(DATA RECORDS begins)

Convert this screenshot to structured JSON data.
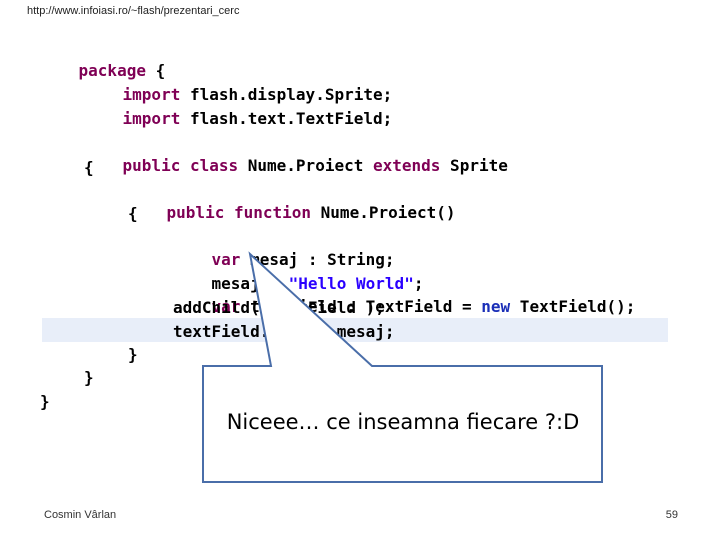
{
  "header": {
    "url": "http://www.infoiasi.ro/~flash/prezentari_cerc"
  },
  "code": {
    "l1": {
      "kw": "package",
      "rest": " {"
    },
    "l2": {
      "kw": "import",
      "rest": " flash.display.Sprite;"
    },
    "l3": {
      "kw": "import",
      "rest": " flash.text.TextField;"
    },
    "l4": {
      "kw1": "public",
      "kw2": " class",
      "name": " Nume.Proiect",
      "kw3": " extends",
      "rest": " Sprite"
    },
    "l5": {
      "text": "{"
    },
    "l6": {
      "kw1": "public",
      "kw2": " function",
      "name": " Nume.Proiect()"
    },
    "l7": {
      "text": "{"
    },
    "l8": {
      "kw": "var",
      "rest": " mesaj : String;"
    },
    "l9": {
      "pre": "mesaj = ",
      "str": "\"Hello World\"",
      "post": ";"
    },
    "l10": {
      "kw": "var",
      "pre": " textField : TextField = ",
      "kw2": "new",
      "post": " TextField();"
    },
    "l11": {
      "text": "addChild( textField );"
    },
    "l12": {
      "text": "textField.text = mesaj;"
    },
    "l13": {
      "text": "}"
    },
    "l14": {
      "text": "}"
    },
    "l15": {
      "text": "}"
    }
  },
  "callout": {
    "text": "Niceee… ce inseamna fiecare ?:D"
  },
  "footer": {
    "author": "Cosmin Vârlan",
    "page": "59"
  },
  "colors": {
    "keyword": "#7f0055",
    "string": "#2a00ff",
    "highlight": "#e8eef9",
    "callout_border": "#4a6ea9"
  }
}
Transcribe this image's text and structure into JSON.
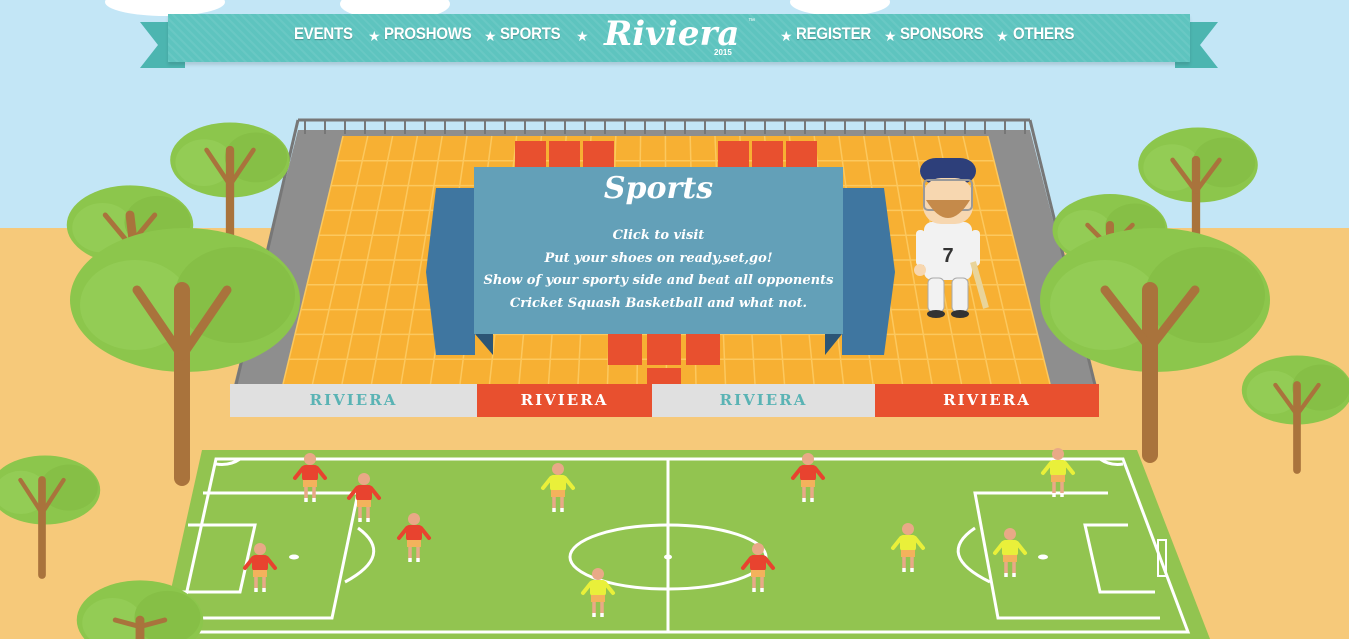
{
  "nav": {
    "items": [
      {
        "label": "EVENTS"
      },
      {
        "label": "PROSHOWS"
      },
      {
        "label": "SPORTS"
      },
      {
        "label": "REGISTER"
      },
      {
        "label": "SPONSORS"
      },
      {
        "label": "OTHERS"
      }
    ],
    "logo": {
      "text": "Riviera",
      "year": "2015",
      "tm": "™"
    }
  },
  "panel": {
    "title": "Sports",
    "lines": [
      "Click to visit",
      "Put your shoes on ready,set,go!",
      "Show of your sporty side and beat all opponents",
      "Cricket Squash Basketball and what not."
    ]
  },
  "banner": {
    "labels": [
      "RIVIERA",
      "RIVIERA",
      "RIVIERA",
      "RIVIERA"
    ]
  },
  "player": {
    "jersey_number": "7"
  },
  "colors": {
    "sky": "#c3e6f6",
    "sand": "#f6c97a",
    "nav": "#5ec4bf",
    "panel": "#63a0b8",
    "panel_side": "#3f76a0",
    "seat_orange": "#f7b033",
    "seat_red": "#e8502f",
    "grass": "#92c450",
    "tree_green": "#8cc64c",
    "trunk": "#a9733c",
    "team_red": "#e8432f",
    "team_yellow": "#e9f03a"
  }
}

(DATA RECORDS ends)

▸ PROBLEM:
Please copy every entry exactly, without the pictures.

▸ RESULT FOR THIS TASK:
Convert this screenshot to structured JSON data.
{
  "header": {
    "url": "http://www.infoiasi.ro/~flash/prezentari_cerc"
  },
  "code": {
    "l1": {
      "kw": "package",
      "rest": " {"
    },
    "l2": {
      "kw": "import",
      "rest": " flash.display.Sprite;"
    },
    "l3": {
      "kw": "import",
      "rest": " flash.text.TextField;"
    },
    "l4": {
      "kw1": "public",
      "kw2": " class",
      "name": " Nume.Proiect",
      "kw3": " extends",
      "rest": " Sprite"
    },
    "l5": {
      "text": "{"
    },
    "l6": {
      "kw1": "public",
      "kw2": " function",
      "name": " Nume.Proiect()"
    },
    "l7": {
      "text": "{"
    },
    "l8": {
      "kw": "var",
      "rest": " mesaj : String;"
    },
    "l9": {
      "pre": "mesaj = ",
      "str": "\"Hello World\"",
      "post": ";"
    },
    "l10": {
      "kw": "var",
      "pre": " textField : TextField = ",
      "kw2": "new",
      "post": " TextField();"
    },
    "l11": {
      "text": "addChild( textField );"
    },
    "l12": {
      "text": "textField.text = mesaj;"
    },
    "l13": {
      "text": "}"
    },
    "l14": {
      "text": "}"
    },
    "l15": {
      "text": "}"
    }
  },
  "callout": {
    "text": "Niceee… ce inseamna fiecare ?:D"
  },
  "footer": {
    "author": "Cosmin Vârlan",
    "page": "59"
  },
  "colors": {
    "keyword": "#7f0055",
    "string": "#2a00ff",
    "highlight": "#e8eef9",
    "callout_border": "#4a6ea9"
  }
}
Transcribe this image's text and structure into JSON.
{
  "nav": {
    "items": [
      {
        "label": "EVENTS"
      },
      {
        "label": "PROSHOWS"
      },
      {
        "label": "SPORTS"
      },
      {
        "label": "REGISTER"
      },
      {
        "label": "SPONSORS"
      },
      {
        "label": "OTHERS"
      }
    ],
    "logo": {
      "text": "Riviera",
      "year": "2015",
      "tm": "™"
    }
  },
  "panel": {
    "title": "Sports",
    "lines": [
      "Click to visit",
      "Put your shoes on ready,set,go!",
      "Show of your sporty side and beat all opponents",
      "Cricket Squash Basketball and what not."
    ]
  },
  "banner": {
    "labels": [
      "RIVIERA",
      "RIVIERA",
      "RIVIERA",
      "RIVIERA"
    ]
  },
  "player": {
    "jersey_number": "7"
  },
  "colors": {
    "sky": "#c3e6f6",
    "sand": "#f6c97a",
    "nav": "#5ec4bf",
    "panel": "#63a0b8",
    "panel_side": "#3f76a0",
    "seat_orange": "#f7b033",
    "seat_red": "#e8502f",
    "grass": "#92c450",
    "tree_green": "#8cc64c",
    "trunk": "#a9733c",
    "team_red": "#e8432f",
    "team_yellow": "#e9f03a"
  }
}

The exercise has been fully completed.